On the same day the Supreme Court heard oral arguments in Arizona v. United States the Washington Post published an article featuring Michael Hethmon, general counsel for the Immigration Reform Law Institute. Hethmon is the lesser-known legal mind behind SB1070, and a variety of other anti-immigrant measures. His legal counterpart, Kris Kobach tends to get the spotlight; however Hethmon didn’t shy away from the Washington Post this week and was frank about his views on the real issues underlying SB1070.
First, Hethmon shared his concerns about demographic shifts taking place in America:
“Immigration is “on track to change the demographic makeup of the entire country. You know, what they call ‘minority-majority,” said Hethmon. ”How many countries have gone through a transition like that — peacefully, carefully? It’s theoretically possible, but we don’t have any examples.”
He then explains how a Supreme Court victory in SB1070 will pave the way for similar laws to be passed in additional states, particularly in the ones where “nativist sentiment” runs high:
“copycat legislation will explode,” Hethmon said. “This is the classic environment for, if you will, sort of nativist-type sentiment. . . . It should explode at the states or — even better — [Congress] will be provoked to take action.”
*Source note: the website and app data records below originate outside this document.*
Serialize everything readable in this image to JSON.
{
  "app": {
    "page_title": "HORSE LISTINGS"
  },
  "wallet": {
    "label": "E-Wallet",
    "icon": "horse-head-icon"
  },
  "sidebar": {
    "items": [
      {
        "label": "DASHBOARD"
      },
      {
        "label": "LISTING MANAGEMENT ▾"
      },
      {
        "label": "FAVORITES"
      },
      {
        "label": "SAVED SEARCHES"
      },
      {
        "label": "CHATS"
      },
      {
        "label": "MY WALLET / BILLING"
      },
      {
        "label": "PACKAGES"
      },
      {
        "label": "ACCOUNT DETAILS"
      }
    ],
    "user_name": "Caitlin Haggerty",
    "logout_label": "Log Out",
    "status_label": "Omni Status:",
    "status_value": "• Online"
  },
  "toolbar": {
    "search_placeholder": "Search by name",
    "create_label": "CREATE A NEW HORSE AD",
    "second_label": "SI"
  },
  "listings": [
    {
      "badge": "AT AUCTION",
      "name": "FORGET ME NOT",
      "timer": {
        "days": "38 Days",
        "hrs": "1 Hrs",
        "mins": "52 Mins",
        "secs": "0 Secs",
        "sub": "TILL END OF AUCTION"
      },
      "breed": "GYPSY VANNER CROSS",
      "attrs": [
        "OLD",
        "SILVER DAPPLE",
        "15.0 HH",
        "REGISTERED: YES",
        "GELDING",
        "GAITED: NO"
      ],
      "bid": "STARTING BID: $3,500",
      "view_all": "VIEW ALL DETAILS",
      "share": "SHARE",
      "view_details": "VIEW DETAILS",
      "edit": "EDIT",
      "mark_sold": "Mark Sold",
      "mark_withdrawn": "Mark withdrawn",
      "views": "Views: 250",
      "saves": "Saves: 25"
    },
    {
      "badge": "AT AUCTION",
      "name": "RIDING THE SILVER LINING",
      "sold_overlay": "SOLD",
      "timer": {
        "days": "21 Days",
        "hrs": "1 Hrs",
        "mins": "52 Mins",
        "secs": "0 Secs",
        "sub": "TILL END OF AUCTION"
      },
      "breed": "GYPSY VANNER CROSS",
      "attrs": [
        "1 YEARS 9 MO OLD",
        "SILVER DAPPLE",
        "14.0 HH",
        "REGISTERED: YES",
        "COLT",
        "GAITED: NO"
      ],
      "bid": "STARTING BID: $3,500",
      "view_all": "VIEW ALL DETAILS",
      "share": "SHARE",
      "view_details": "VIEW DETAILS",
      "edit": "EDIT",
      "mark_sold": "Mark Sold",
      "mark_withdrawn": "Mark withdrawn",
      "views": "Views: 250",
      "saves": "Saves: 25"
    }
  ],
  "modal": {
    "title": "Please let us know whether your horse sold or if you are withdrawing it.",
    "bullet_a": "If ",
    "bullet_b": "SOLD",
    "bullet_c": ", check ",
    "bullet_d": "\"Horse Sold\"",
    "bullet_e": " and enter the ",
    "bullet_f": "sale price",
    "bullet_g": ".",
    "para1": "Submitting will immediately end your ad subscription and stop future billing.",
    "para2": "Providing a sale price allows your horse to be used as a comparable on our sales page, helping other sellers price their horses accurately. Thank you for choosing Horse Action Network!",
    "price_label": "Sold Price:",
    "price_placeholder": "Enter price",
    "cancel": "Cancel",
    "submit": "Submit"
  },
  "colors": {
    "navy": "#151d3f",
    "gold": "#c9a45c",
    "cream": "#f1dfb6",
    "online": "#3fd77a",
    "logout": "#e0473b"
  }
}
Yet, the same day this article ran, Arizona Governor Jan Brewer continued to insist that SB1070 is not about race. The Supreme Court Justices chose to steer clear of racial or ethnic issues during oral arguments over SB1070 as well. However it’s hard to ignore the racial aspects of this law. Particularly when the law’s author is quoted in D.C.’s paper of record stating that SB1070 is, in fact, about dealing with the demographic shifts taking place in America.
This is also not the first time that Hethmon has advertised a broader scheme for limiting the rights of immigrants. In a New York Times article earlier this year he was crystal clear about how one of the other bills he helped craft, Alabama’s HB56, (which includes a harsh provision that requires public schools to check students’ immigration status) was done as a first step to restrict public education for the children of undocumented parents (many of whom are U.S. citizens).
“The man who wrote the schools provision says…It is, however, a first step in a larger and long-considered strategy to topple a 29-year-old Supreme Court ruling that all children in the United States, regardless of their immigration status, are guaranteed a public education.”
Hethmon’s candor is surprising and his policy goals are clear: to end, or at least stall, a ‘minority-majority’ nation. However, given his honesty, how much longer can politicians who pass the laws written by Hethmon, do so while insisting that there is no racial intent behind them?